If you haven't gotten through IntroComp, you have one more day. No game is terribly long, except for one that has a walkthrough anyway. (Note: walkthroughs are a good thing, in-game or not. Authors, even if you want people to see the bad ending or not be spoon-fed, maybe put the "right" path at the end? Or say so to start?)
I hope it's not rough to say these missed the cut for my top 3, but they had enough that it's worth saying a bit. I'd have said a bit more if I'd have started earlier.
Lair of the Gorgolath seems to have been miscast a bit. It's an introduction, yes, but a sequel to three parts. I mentioned to the author I wanted to read the first three, and I didn't, and that left me a bit mystified as to what was going on. And when you try to put zany humor on that, there's the additional bit that the player is missing a joke, or several jokes, which is a poor first impression.
Nevertheless the death I reached seemed to be about midway through of an actual story, so that was a good cut-off point.
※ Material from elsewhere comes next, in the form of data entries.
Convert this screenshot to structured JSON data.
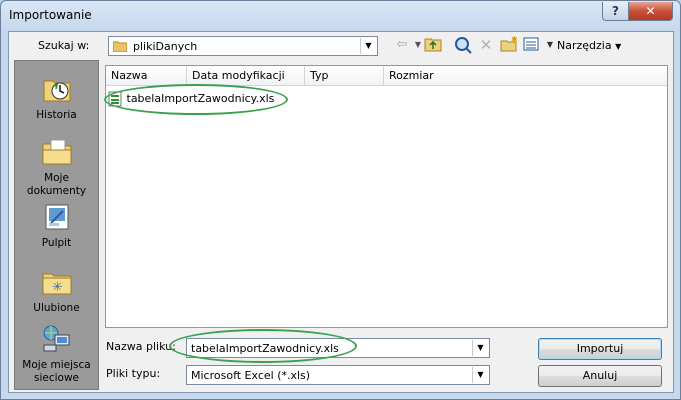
{
  "window": {
    "title": "Importowanie",
    "help_label": "?",
    "close_label": "✕"
  },
  "toolbar": {
    "look_in_label": "Szukaj w:",
    "look_in_value": "plikiDanych",
    "tools_label": "Narzędzia"
  },
  "places": [
    {
      "label": "Historia",
      "icon": "history-icon"
    },
    {
      "label": "Moje dokumenty",
      "icon": "documents-folder-icon"
    },
    {
      "label": "Pulpit",
      "icon": "desktop-icon"
    },
    {
      "label": "Ulubione",
      "icon": "favorites-folder-icon"
    },
    {
      "label": "Moje miejsca sieciowe",
      "icon": "network-places-icon"
    }
  ],
  "file_list": {
    "columns": [
      "Nazwa",
      "Data modyfikacji",
      "Typ",
      "Rozmiar"
    ],
    "files": [
      {
        "name": "tabelaImportZawodnicy.xls",
        "icon": "excel-file-icon"
      }
    ]
  },
  "form": {
    "filename_label": "Nazwa pliku:",
    "filename_value": "tabelaImportZawodnicy.xls",
    "filetype_label": "Pliki typu:",
    "filetype_value": "Microsoft Excel (*.xls)"
  },
  "buttons": {
    "import_label": "Importuj",
    "cancel_label": "Anuluj"
  },
  "colors": {
    "annotation": "#3aa14f",
    "places_bg": "#9a9a9a",
    "close_red": "#c7503a"
  }
}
The problem was that I wasn't able to look back through what I did to see if I could've done better, because it was all a bit random. Still, I have a bit more motivation to try the previous games in the series, finally, so that is not a total wash for the author.
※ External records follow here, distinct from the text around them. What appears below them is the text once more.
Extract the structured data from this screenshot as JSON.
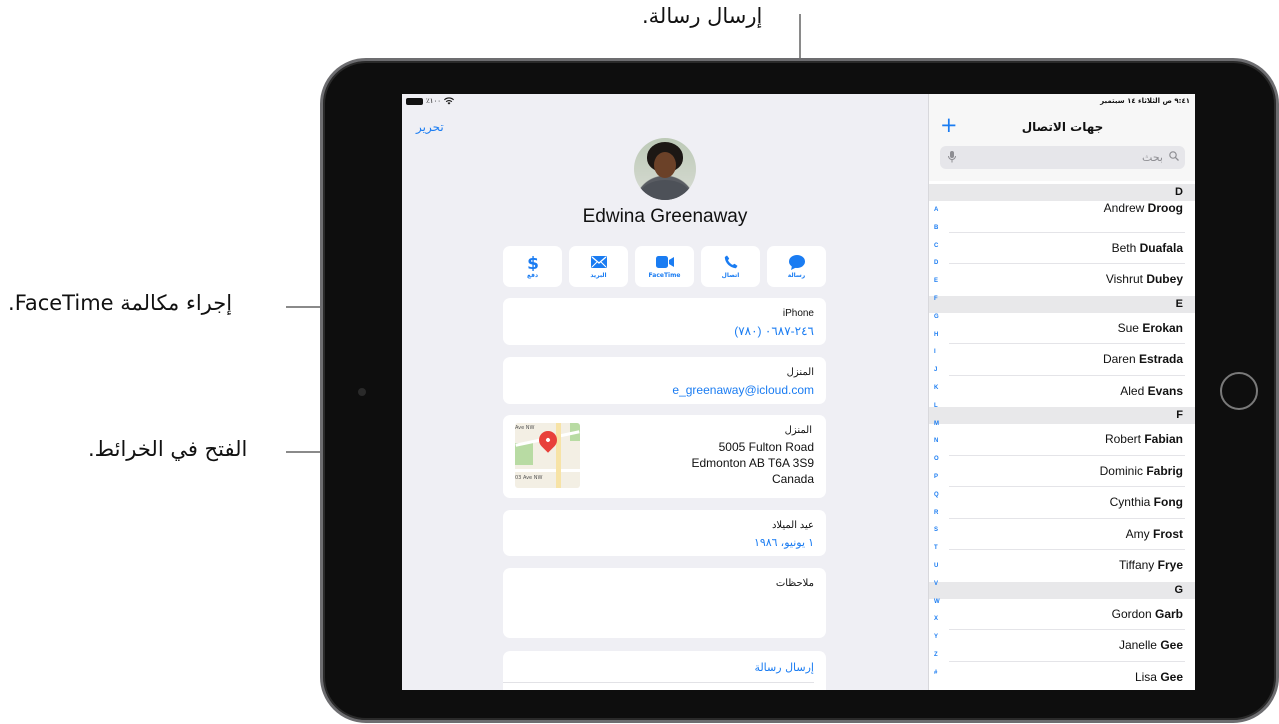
{
  "callouts": {
    "send_message": "إرسال رسالة.",
    "facetime_call": "إجراء مكالمة FaceTime.",
    "open_maps": "الفتح في الخرائط."
  },
  "detail_pane": {
    "status_bar": {
      "battery": "٪١٠٠"
    },
    "edit_label": "تحرير",
    "contact_name": "Edwina Greenaway",
    "actions": [
      {
        "icon": "message-icon",
        "label": "رسالة"
      },
      {
        "icon": "phone-icon",
        "label": "اتصال"
      },
      {
        "icon": "video-icon",
        "label": "FaceTime"
      },
      {
        "icon": "mail-icon",
        "label": "البريد"
      },
      {
        "icon": "dollar-icon",
        "label": "دفع"
      }
    ],
    "phone": {
      "label": "iPhone",
      "value": "(٧٨٠) ٢٤٦-٠٦٨٧"
    },
    "email": {
      "label": "المنزل",
      "value": "e_greenaway@icloud.com"
    },
    "address": {
      "label": "المنزل",
      "lines": [
        "5005 Fulton Road",
        "Edmonton AB T6A 3S9",
        "Canada"
      ],
      "map_labels": [
        "Ave NW",
        "03 Ave NW"
      ]
    },
    "birthday": {
      "label": "عيد الميلاد",
      "value": "١ يونيو، ١٩٨٦"
    },
    "notes": {
      "label": "ملاحظات",
      "value": ""
    },
    "send_message_label": "إرسال رسالة"
  },
  "list_pane": {
    "status_bar": "٩:٤١ ص  الثلاثاء ١٤ سبتمبر",
    "title": "جهات الاتصال",
    "add_label": "+",
    "search_placeholder": "بحث",
    "sections": [
      {
        "letter": "D",
        "contacts": [
          {
            "first": "Andrew",
            "last": "Droog"
          },
          {
            "first": "Beth",
            "last": "Duafala"
          },
          {
            "first": "Vishrut",
            "last": "Dubey"
          }
        ]
      },
      {
        "letter": "E",
        "contacts": [
          {
            "first": "Sue",
            "last": "Erokan"
          },
          {
            "first": "Daren",
            "last": "Estrada"
          },
          {
            "first": "Aled",
            "last": "Evans"
          }
        ]
      },
      {
        "letter": "F",
        "contacts": [
          {
            "first": "Robert",
            "last": "Fabian"
          },
          {
            "first": "Dominic",
            "last": "Fabrig"
          },
          {
            "first": "Cynthia",
            "last": "Fong"
          },
          {
            "first": "Amy",
            "last": "Frost"
          },
          {
            "first": "Tiffany",
            "last": "Frye"
          }
        ]
      },
      {
        "letter": "G",
        "contacts": [
          {
            "first": "Gordon",
            "last": "Garb"
          },
          {
            "first": "Janelle",
            "last": "Gee"
          },
          {
            "first": "Lisa",
            "last": "Gee"
          }
        ]
      }
    ],
    "index_letters": [
      "A",
      "B",
      "C",
      "D",
      "E",
      "F",
      "G",
      "H",
      "I",
      "J",
      "K",
      "L",
      "M",
      "N",
      "O",
      "P",
      "Q",
      "R",
      "S",
      "T",
      "U",
      "V",
      "W",
      "X",
      "Y",
      "Z",
      "#"
    ]
  },
  "colors": {
    "accent": "#1a7cf2",
    "pin": "#e8403a",
    "background": "#efeff4"
  }
}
Voltage Cafe--well, one problem with writing an inspiration-for-thesis game is that people will compare it to Violet. And here the character doesn't have enough motivation beyond you're hungry, eat, and you're thirsty, drink. I started hoping for some insights or cleverness, but it's mostly WRITE a lot. And the writing about what you're writing seems very dry. And there's someone named Maru who it took a bit of time to figure was my waitress.
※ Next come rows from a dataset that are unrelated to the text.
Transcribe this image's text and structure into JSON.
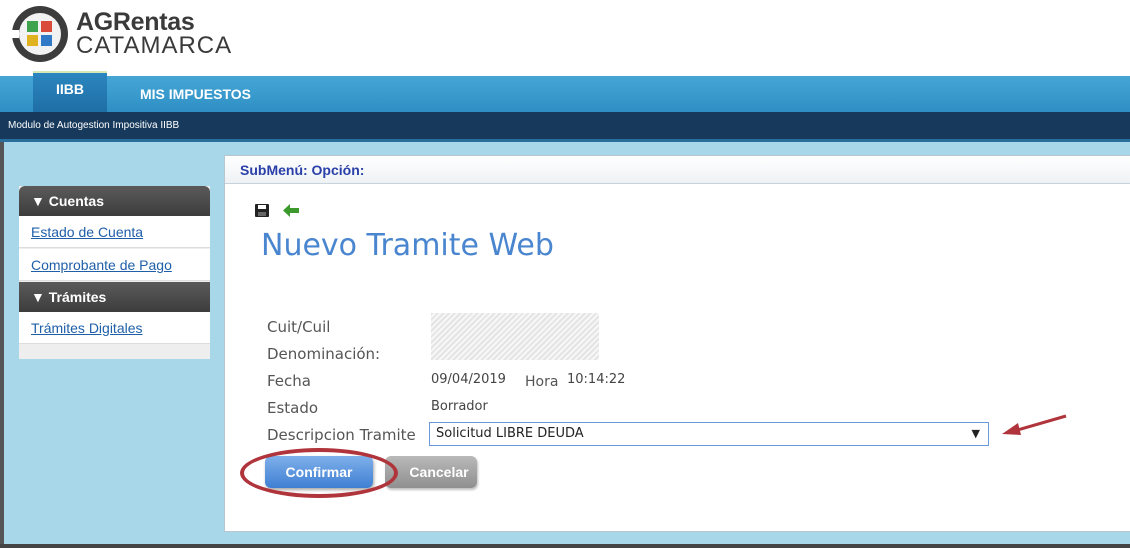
{
  "brand": {
    "title": "AGRentas",
    "subtitle": "CATAMARCA"
  },
  "nav": {
    "tabs": [
      "IIBB",
      "MIS IMPUESTOS"
    ],
    "active_tab": "IIBB"
  },
  "module_label": "Modulo de Autogestion Impositiva IIBB",
  "sidebar": {
    "sections": [
      {
        "header": "▼ Cuentas",
        "items": [
          "Estado de Cuenta",
          "Comprobante de Pago"
        ]
      },
      {
        "header": "▼ Trámites",
        "items": [
          "Trámites Digitales"
        ]
      }
    ]
  },
  "panel": {
    "header": "SubMenú: Opción:"
  },
  "toolbar": {
    "icons": [
      "save-icon",
      "back-arrow-icon"
    ]
  },
  "page_title": "Nuevo Tramite Web",
  "form": {
    "cuit_label": "Cuit/Cuil",
    "denominacion_label": "Denominación:",
    "fecha_label": "Fecha",
    "fecha_value": "09/04/2019",
    "hora_label": "Hora",
    "hora_value": "10:14:22",
    "estado_label": "Estado",
    "estado_value": "Borrador",
    "descripcion_label": "Descripcion Tramite",
    "descripcion_value": "Solicitud LIBRE DEUDA"
  },
  "buttons": {
    "confirm": "Confirmar",
    "cancel": "Cancelar"
  },
  "colors": {
    "accent": "#4a86cf",
    "nav": "#3a9bd0",
    "annotation": "#b0343b"
  }
}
X ME is rather funny and shows potential, but then TAKE STICKER doesn't work. So it could use a lot of proofreading. X DEBIT card--well, it's a bit more than standard "my crummy life/work" but it has a way to go.
Also, in the bloopers department, X MARU.X HER notes that Maru is defined as male by Inform. I've made that mistake too, but in my sort of not really defense, most of the characters were male.
I'm sort of curious how to get that last point, but not enough. Obviously the game can continue with you going to your advisor, but unfortunately it's missing a good bit of detail. While you slowly learn what your dissertation is about, it's buried beneath some pretty general stuff to start.
Walker's Rift--confession, I'm not a huge fan of ChoiceScript. The interface doesn't work for me, even though I've mastered the tabs, and it takes the interactive out of interactive fiction because I don't even have a transcript to go back through--and there are times where I say, hmm, I'm missing something, I need to go back and check. Of course, allowing too much loop-back has its own pitfalls, but CS kind of slams it shut.
So that probably soured my view on this game, especially one that gave options that, if they didn't affect mechanics, provided interesting contrast. Such as hating being so public vs loving it.
Unfortunately there are games where I grit my teeth and say "this was competently done" or "Im sure others will like this" and it sounds like I'm patting the author on the head and giving them a cookie. Or I'm giving them a nice report card full of checks and check-plusses. But in this case, I wasn't really involved in the story. Part of that is, I don't like playing as Hugely Accomplished People, whether or not they're opposed to Big Powerful Politicians. So while I appreciated that you can choose how you made your way up in the world, and there's a realism that you're not a shiny knight, well...administrative stuff puts me to sleep! The game understands and addresses this, but not enough to grip me.
But as someone who likes plain straightforward writing that doesn't show off, I felt this could've used a few boosts. I wasn't caught up enough to suggest where. But if the author has any places where they felt they skated along a bit, that's a good place to focus.
Still, the overall pace seems right, and a Short Ending is clearly flagged as such, so the reader can try again, and in the main one, after interviewing a few victims of the sickness in the Walled City. And I found myself curious about what the other interns would do, since the game said the choice was critical. But ChoiceScript being ChoiceScript, I got fatigued before clicking through again. I hope it's just me missing an obvious save feature, but I doubt it.
Also the author is to be commended for having a development log. I assume it's locked until the competition is over. More of us should do this! It's not just the "If we build it, they will come" philosophy. It's helped me check off on big and small things. And it's hardly showing off, especially post-release.
So I think it's fair to say the piece is well beyond competent. I would not be surprised or disappointed to see it in the top 3. I could see it going to #2 or #1, actually, and I'd be more than okay with that. For all my criticism, this effort seems both worth completing and on track for completion. It feels organized and robust.